This fear is not entirely unfounded. Shortly after I finished my undergraduate degree, I had a job interview for a production company that made a lot of shows for the now defunct Discovery Health channel. My job would entail getting people about to undergo medical procedures sign a release granting permission to show their procedure on TV. As per my visits to my college’s career office, I tried to learn about the company beforehand by watching some of their programming, but this was difficult as we didn’t have cable at the time and the idea of watching television shows on YouTube was but a glint in the Internet’s eye. However, the company also had an extensive catalog of corporate videos targeting the health community. One, which was intended to help nursing home staff deal with geriatric sexual complaints, had been screened in my Human Sexuality class the previous semester. “Even so,” I wisely said to myself, “it probably isn’t a good idea to bring up geriatric sex during a job interview.”
I totally brought up geriatric sex during a job interview.
I did not get the job. However, my husband applied for the same job a couple of years later and was successful.
He did not mention geriatric sex in his interview. Because my husband is a functioning adult who doesn’t have a twelve year old cretin living in his brain who constantly yells out inappropriate things to say in formal situations such as job interviews or funerals.
I attribute this proclivity to the fact that I pretty much suck as a mature adult, but am a pretty rad improv performer, because improv encourages blurting out the first stupid thing that comes into your head. And honestly, its the same impulses that give me the ability to think on my feet when I’m performing that also make me second guess almost everything I do or say in my offstage life, because most of my instincts are completely bonkers. I have no idea what I’m doing 90% of the time. I am literally making this up as I go along. And I am constantly terrified that someone is going to find out how dumb I really am.
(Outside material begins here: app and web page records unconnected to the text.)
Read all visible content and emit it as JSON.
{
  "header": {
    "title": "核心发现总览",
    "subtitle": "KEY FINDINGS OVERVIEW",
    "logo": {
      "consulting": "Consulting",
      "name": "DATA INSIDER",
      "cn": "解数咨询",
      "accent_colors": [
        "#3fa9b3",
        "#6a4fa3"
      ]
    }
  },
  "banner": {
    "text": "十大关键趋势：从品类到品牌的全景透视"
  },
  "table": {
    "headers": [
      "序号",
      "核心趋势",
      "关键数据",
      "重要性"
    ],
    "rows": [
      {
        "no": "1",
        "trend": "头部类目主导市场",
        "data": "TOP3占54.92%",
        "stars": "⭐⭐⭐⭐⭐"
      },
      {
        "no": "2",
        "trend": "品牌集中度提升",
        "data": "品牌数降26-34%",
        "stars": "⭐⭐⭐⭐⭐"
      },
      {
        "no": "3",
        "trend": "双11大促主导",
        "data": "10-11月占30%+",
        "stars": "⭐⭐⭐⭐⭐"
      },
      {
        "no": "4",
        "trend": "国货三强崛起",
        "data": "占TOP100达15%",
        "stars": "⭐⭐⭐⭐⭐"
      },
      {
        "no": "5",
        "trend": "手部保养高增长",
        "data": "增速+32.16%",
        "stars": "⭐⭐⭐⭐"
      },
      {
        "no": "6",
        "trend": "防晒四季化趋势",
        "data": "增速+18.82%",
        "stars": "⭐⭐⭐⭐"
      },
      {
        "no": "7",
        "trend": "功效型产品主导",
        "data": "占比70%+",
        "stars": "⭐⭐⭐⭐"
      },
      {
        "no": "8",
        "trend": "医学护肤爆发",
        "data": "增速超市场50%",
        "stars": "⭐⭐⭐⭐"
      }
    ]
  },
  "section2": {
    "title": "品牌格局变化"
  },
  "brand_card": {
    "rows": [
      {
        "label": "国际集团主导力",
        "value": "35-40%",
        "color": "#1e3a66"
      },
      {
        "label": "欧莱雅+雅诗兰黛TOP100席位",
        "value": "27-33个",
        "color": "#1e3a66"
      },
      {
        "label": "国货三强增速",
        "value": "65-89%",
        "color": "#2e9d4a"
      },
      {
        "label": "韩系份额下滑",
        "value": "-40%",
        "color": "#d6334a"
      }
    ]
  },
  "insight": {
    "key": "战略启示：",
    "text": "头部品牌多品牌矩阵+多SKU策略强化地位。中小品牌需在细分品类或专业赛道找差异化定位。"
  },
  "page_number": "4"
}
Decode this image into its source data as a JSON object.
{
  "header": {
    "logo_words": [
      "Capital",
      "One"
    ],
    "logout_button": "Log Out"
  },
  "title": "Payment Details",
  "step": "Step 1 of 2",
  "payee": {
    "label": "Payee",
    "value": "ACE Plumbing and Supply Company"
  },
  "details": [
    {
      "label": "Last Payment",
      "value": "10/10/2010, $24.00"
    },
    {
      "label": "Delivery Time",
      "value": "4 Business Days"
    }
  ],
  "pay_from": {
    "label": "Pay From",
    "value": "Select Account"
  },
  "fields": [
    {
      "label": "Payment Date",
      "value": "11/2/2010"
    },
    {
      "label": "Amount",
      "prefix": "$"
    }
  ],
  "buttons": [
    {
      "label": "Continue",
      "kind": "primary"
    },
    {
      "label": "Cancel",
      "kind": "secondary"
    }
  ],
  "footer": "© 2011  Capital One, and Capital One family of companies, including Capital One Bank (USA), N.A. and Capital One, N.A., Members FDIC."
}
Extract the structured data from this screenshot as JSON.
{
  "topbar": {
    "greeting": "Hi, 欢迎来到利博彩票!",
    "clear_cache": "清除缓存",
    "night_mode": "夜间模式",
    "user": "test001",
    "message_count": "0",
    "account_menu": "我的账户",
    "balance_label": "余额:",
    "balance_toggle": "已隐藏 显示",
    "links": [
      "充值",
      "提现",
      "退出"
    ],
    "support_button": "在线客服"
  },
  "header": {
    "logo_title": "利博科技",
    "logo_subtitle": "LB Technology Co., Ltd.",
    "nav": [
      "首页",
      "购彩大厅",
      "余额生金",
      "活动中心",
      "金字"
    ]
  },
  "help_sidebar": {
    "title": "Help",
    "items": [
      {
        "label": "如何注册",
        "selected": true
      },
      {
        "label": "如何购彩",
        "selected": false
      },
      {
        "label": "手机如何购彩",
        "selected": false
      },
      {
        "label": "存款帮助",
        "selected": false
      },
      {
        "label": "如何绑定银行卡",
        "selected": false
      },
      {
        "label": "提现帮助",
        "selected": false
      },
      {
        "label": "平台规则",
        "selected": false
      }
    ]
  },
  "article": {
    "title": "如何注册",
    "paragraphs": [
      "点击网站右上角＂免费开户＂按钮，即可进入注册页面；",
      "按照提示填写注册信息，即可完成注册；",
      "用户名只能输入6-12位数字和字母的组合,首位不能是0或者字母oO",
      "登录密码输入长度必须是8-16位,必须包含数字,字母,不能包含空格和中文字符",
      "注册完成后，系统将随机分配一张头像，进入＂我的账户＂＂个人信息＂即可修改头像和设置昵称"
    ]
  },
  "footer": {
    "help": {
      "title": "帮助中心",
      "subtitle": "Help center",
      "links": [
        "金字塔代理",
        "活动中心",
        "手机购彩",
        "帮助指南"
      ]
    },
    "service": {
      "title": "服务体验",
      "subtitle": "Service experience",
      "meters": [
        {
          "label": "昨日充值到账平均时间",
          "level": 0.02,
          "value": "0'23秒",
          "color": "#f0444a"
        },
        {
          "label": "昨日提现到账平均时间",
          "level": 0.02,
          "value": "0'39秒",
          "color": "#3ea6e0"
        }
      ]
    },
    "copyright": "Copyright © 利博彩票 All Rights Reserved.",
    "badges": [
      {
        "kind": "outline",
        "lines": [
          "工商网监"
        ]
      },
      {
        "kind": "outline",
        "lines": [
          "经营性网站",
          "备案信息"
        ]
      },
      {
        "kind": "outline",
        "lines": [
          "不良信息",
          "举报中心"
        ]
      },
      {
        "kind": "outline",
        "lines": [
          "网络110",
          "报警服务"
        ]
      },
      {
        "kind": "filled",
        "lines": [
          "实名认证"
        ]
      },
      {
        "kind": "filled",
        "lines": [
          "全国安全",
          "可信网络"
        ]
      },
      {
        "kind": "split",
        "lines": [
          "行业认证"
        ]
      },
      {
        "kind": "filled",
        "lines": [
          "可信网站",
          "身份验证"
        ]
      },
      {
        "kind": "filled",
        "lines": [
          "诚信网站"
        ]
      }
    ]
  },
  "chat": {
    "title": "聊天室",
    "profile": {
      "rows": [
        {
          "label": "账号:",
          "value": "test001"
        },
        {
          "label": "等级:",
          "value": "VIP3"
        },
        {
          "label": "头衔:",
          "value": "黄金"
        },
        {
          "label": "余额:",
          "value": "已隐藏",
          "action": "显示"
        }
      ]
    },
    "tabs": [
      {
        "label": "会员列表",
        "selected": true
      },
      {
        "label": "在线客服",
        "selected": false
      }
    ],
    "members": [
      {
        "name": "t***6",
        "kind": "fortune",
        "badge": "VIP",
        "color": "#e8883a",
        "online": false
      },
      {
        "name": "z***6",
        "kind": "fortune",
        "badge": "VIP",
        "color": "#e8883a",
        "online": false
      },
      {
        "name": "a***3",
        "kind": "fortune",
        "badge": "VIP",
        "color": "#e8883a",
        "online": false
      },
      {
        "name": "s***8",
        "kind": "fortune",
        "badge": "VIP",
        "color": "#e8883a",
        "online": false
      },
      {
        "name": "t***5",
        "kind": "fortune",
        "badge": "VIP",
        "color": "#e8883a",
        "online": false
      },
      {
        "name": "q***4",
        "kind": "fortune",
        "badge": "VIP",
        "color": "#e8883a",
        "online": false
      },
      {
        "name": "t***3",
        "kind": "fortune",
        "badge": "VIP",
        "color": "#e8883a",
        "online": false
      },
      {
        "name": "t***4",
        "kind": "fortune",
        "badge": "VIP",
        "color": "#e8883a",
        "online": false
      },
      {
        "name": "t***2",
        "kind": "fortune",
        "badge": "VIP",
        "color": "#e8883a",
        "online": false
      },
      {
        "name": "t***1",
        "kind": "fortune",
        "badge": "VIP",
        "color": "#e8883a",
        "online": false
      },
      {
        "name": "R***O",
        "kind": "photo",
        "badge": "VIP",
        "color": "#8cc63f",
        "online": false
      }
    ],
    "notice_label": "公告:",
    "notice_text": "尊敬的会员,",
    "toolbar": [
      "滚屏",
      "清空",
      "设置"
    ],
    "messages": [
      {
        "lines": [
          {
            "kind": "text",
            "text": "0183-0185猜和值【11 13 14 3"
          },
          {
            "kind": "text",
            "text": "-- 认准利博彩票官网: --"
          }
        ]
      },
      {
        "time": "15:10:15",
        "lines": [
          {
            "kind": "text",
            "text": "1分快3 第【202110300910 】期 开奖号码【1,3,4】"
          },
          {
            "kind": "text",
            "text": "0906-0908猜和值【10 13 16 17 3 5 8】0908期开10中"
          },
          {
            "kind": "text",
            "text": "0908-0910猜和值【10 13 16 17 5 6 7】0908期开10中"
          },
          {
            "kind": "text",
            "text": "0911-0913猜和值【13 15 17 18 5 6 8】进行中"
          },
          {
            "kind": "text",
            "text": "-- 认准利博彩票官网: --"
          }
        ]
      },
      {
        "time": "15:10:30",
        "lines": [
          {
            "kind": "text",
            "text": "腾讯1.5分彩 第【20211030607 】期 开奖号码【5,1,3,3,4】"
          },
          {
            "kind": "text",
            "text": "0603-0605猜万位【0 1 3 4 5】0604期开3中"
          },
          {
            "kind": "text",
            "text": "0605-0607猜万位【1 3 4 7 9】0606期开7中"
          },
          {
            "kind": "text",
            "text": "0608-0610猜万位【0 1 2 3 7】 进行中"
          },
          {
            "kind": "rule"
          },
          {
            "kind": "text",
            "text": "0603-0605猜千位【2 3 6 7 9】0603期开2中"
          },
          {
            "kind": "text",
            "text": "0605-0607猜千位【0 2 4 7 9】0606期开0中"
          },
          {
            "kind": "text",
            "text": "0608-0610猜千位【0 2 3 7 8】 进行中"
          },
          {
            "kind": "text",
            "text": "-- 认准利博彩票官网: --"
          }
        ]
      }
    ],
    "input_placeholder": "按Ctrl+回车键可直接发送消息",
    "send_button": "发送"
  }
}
I still experience a mild shock when I do something that’s not a total failure. This dates back to my childhood, when I was ecstatic to learn that I had passed first grade and was promoted to second. It took years for my mom to realize that I my excitement was based on the fact that I had been convinced, for years, that I had failed kindergarten due to the fact that I had attended two years of a Montessori school instead of a traditional Pre-K/K program. And now, as an adult, I operate according to a fear based double helix. My fear of failure will cause me to procrastinate endlessly, because if I don’t try, I can’t fail. This will continue until I panic, and then fly into a frenzy of activity. To avoid failing at the thing I’m afraid to fail at.
So now I’m in my early thirties and I’m supposed to have forgone the “finding myself” period of my twenties and so on. I really haven’t. And as the people around me also get older, and more open, I really don’t think anyone else has either.
Eh. Rock on.